Cases in Menopause

When should a menopausal woman discontinue hormone therapy?

Author and Disclosure Information

Although this question is common in clinical practice, the answer isn’t clear-cut




My menopausal patient is a 57-year-old woman with a body mass index (BMI) of 21 kg/m2. Her mother, who also was slender, suffered a hip fracture at age 74.

When this patient was 53, approximately 8 months after her last menstrual period, she scheduled a problem visit to discuss bothersome hot flushes, which occurred primarily at night. These symptoms were associated with sleep disruption and irritability. At that problem visit, the patient and I discussed the benefits and risks of menopausal hormone therapy (HT), and she elected to initiate it, choosing transdermal estradiol using an 0.05-mg patch, combined with oral micronized progesterone 100-mg (one capsule) at bedtime. Two months later, she telephoned my office to report that she was experiencing only moderate relief of her symptoms. I increased the dose of estradiol to 0.075 mg. On her next well-woman visit, the patient remarked that her symptoms were largely resolved and said that she wished to continue the regimen.

Now, as she presents for her well-woman visit 3 years later, she asks how long she should continue the HT.

How would you counsel such a patient?

Although the duration of HT is still marked by controversy, clinicians often encounter the issue in practice. As the North American Menopause Society (NAMS) notes in a recent Practice Pearl and in its 2012 Position Statement on hormone therapy, the determination of the optimal duration of HT can be a challenge for clinicians and patients.1,2

In this article, I discuss indications for HT and consider variables that may influence its duration. I also offer practical guidance on therapeutic options for women who elect to use HT for an extended duration.

Moderate to severe vasomotor symptoms (VMS) are the most common indication for systemic combination estrogen-progestin or estrogen-only HT—and HT is the most effective treatment for VMS.2

Some experts have cautioned that “it remains prudent to keep the…duration of treatment short” or that HT “may serve a useful role in short-term symptom management.”3,4 However, for many menopausal women, VMS are a long-term concern. The Penn Ovarian Aging Study was conducted to estimate the duration of moderate-to-severe VMS and found a median duration of such symptoms of more than 10 years. In this landmark cohort study, the median duration of VMS, which began near the time of the menopausal transition, was almost 12 years.5

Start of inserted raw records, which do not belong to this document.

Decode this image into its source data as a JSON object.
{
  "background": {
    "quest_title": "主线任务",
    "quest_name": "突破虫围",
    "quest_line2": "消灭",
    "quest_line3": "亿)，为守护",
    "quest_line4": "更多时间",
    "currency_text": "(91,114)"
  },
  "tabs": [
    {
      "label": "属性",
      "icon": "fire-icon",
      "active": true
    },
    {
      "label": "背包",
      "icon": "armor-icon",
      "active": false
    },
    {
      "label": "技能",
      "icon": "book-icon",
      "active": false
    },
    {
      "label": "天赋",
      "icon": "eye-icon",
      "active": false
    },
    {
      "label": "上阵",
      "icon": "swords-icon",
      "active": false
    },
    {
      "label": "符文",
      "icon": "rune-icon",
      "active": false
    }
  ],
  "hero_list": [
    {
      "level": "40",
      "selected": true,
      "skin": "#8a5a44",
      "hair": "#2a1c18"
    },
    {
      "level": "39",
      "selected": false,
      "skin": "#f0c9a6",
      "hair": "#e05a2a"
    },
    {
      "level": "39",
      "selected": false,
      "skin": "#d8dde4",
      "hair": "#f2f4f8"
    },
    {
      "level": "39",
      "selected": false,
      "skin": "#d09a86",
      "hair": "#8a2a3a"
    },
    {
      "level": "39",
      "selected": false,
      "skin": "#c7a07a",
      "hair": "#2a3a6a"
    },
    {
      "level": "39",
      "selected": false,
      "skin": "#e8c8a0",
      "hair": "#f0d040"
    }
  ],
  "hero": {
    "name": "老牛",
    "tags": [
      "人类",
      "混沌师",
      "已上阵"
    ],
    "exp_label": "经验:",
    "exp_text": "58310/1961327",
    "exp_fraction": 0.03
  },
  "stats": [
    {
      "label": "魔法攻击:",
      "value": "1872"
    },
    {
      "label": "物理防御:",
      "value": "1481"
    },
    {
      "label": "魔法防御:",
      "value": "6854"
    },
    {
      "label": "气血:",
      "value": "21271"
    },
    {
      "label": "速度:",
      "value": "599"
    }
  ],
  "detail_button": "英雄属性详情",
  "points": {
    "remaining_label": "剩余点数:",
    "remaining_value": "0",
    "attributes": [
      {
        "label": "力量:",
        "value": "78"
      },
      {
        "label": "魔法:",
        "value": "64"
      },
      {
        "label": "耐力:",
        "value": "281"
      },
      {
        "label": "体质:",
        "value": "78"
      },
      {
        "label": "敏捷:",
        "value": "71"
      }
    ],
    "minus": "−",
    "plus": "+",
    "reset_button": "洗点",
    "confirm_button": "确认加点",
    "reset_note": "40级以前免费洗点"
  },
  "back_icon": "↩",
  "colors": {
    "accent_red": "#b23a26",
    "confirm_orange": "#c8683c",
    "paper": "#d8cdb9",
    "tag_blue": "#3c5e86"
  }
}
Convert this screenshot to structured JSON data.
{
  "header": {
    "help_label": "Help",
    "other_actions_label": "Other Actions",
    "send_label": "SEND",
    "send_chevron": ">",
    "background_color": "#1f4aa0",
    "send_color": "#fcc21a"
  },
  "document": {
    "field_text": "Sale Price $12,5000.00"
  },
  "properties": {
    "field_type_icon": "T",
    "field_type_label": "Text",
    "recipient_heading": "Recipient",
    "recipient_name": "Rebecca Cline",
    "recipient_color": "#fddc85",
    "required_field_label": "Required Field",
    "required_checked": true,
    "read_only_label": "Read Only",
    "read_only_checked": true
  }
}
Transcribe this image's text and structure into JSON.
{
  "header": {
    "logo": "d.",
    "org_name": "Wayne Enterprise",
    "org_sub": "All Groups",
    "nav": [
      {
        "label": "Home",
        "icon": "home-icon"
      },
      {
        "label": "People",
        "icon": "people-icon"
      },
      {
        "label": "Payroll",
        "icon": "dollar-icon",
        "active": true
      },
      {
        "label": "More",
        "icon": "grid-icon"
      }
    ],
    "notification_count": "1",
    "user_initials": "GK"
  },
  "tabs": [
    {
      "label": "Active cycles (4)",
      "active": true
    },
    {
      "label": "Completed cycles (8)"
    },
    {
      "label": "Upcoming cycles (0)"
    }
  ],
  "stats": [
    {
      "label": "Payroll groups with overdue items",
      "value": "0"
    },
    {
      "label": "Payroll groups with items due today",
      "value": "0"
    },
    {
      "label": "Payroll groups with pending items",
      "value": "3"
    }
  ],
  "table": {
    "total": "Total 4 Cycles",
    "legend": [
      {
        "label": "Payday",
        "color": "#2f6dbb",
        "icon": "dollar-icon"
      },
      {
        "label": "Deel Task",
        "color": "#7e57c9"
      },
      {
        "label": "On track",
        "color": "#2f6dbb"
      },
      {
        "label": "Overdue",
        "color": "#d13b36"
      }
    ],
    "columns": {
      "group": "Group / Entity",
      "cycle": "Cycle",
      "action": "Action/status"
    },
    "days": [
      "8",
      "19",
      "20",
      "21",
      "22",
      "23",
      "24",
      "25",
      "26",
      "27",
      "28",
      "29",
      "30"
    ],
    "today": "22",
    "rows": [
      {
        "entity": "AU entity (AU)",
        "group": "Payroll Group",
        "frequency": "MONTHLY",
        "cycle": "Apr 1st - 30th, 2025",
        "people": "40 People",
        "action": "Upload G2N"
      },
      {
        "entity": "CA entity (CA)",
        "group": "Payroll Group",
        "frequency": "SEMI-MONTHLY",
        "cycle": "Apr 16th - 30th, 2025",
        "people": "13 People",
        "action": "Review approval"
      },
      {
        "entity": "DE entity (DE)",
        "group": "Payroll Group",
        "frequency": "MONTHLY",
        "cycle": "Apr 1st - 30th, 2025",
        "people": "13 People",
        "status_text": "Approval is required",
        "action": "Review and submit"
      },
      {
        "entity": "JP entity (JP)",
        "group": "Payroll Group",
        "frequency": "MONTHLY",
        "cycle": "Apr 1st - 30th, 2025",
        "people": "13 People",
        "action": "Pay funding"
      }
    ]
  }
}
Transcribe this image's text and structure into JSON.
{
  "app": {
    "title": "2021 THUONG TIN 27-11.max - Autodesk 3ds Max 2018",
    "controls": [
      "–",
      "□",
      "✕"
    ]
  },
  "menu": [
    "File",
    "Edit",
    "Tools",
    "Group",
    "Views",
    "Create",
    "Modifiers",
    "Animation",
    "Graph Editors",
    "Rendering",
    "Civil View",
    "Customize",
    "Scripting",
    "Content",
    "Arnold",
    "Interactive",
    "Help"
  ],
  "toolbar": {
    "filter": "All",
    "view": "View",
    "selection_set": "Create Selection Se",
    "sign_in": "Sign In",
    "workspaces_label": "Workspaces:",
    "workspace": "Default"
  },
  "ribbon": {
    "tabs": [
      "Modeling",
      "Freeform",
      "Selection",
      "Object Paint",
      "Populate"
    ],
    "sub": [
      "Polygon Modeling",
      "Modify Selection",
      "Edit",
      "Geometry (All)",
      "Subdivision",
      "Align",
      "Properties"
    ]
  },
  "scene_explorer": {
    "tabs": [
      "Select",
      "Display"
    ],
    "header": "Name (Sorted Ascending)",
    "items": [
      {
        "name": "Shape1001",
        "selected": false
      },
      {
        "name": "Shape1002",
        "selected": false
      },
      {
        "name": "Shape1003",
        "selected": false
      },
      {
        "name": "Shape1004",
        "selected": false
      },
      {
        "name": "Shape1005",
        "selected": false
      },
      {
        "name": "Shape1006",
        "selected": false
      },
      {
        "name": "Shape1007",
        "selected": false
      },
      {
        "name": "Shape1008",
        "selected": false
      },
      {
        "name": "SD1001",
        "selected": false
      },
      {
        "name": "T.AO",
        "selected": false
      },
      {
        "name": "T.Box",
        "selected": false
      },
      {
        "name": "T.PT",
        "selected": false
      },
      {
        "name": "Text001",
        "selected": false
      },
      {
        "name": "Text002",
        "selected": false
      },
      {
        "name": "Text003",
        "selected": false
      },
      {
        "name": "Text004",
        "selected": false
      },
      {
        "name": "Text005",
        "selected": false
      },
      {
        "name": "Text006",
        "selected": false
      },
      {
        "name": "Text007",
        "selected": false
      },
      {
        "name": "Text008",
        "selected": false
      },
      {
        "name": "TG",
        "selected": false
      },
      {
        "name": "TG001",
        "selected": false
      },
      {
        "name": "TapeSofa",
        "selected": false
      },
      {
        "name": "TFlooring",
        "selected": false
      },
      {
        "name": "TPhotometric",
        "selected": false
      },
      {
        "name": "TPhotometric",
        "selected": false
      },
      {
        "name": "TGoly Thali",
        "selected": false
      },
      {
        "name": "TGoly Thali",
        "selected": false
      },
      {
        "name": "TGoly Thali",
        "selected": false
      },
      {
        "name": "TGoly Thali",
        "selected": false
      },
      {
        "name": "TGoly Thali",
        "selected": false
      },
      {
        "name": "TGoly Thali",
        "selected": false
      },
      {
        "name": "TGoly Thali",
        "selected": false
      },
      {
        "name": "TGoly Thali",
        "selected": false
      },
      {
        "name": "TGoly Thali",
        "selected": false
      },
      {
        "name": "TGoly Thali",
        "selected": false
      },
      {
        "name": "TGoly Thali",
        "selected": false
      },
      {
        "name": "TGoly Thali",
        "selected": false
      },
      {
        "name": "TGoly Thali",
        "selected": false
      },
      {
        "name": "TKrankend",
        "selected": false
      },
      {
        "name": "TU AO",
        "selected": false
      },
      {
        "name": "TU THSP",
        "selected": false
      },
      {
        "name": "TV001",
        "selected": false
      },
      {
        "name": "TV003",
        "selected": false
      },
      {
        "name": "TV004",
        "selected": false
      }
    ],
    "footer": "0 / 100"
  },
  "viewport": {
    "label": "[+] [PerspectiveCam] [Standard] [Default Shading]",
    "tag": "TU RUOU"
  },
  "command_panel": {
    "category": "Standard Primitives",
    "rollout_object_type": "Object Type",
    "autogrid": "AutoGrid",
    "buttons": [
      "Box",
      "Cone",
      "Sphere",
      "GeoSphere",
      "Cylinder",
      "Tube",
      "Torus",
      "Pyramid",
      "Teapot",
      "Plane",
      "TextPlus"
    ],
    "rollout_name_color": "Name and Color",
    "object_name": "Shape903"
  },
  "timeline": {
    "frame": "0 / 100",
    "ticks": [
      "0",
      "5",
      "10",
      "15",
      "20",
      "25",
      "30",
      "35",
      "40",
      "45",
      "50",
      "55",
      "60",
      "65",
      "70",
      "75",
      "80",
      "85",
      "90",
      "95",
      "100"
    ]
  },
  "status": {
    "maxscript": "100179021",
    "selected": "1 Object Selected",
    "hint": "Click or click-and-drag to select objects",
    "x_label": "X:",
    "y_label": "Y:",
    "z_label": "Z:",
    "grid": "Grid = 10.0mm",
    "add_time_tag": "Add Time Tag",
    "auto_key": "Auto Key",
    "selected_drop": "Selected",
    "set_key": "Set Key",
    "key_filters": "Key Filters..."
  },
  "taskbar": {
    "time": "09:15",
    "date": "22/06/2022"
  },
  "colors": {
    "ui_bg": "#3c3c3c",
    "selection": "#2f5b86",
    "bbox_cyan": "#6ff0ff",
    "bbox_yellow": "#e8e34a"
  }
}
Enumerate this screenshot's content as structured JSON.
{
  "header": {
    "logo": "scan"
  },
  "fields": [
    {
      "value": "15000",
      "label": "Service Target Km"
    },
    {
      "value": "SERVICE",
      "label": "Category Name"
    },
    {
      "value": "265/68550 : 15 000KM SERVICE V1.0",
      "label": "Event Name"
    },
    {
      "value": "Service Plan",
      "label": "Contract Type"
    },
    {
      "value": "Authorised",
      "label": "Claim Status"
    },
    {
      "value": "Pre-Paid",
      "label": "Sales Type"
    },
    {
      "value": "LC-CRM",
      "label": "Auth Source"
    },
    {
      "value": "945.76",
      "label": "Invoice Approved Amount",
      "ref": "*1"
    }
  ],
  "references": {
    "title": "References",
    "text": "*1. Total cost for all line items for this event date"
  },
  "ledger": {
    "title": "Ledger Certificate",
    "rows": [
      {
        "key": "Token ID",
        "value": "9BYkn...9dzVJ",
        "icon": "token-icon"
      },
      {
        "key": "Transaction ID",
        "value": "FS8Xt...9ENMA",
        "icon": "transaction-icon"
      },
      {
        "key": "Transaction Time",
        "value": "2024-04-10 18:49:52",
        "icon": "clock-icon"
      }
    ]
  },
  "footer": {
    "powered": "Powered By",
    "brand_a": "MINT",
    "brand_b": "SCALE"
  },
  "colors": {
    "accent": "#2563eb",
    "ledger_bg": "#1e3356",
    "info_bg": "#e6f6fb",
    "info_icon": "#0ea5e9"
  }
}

In a study of older menopausal women (mean age, 67 years; mean time since menopause, 19 years), 11.8% reported “clinically significant” hot flushes and “more than half of these women who complained of significant hot flushes at baseline continued to report bothersome symptoms after 3 years.”6

These observations underscore the fact that, in many women, short-term use (3–5 years) of HT will not be sufficient to control bothersome VMS.

The standard daily dose of HT (eg, conjugated equine estrogens [CEE], 0.625 mg; micronized estradiol, 1.0 mg; or transdermal estradiol, 0.05 mg) for relief of VMS also prevents osteoporosis,2 with many HT formulations approved for prevention of this condition. Randomized trial data from the Women’s Health Initiative (WHI) also have confirmed that a standard dose of HT prevents fractures in menopausal women.2

However, in menopausal women, doses of estrogen therapy substantially lower than those commonly used to treat VMS can still maintain or improve bone mineral density (BMD). For example, serum estradiol levels remain in the menopausal range during use of the weekly estradiol ultra-low-dose patch (0.014 mg).7 In a clinical trial of women (mean age, 66 years) with an intact uterus, use of this ultra-low-dose estradiol patch for 2 years without progestin did not increase the risk of endometrial hyperplasia7—although this patch does appear to increase the incidence of endometrial proliferation.8 For this reason, periodic endometrial monitoring may be appropriate in women using the 0.014-mg estradiol patch over the long term, including vaginal ultrasound assessment of endometrial thickness. Package labeling for this patch recommends that women with an intact uterus be given a progestogen for 14 days every 6 to 12 months.9

Related Article: Update on Osteoporosis Steven R. Goldstein, MD (December 2013)

Although the ultra-low-dose estradiol patch is approved for the prevention of osteoporosis, its efficacy in treating VMS is uncertain. For instance, in a study of this patch in women aged 60 to 80 years, with skeletal health and safety as the primary outcomes, 16% of participants reported VMS at baseline. The 0.014-mg estradiol patch did not reduce VMS more than placebo.10 However, in a trial of the 0.014-mg estradiol patch in which impact on VMS was the primary outcome, the ultra-low-dose patch did relieve VMS.11 (The ultra-low-dose patch currently is not approved to treat VMS.) Low-dose CEE (0.3 mg, 0.45 mg) and low-dose oral estradiol (0.5 mg) have been found to be effective in the treatment of VMS.12,13


Next Article:

Is one oral estrogen formulation safer than another for menopausal women?

Related Articles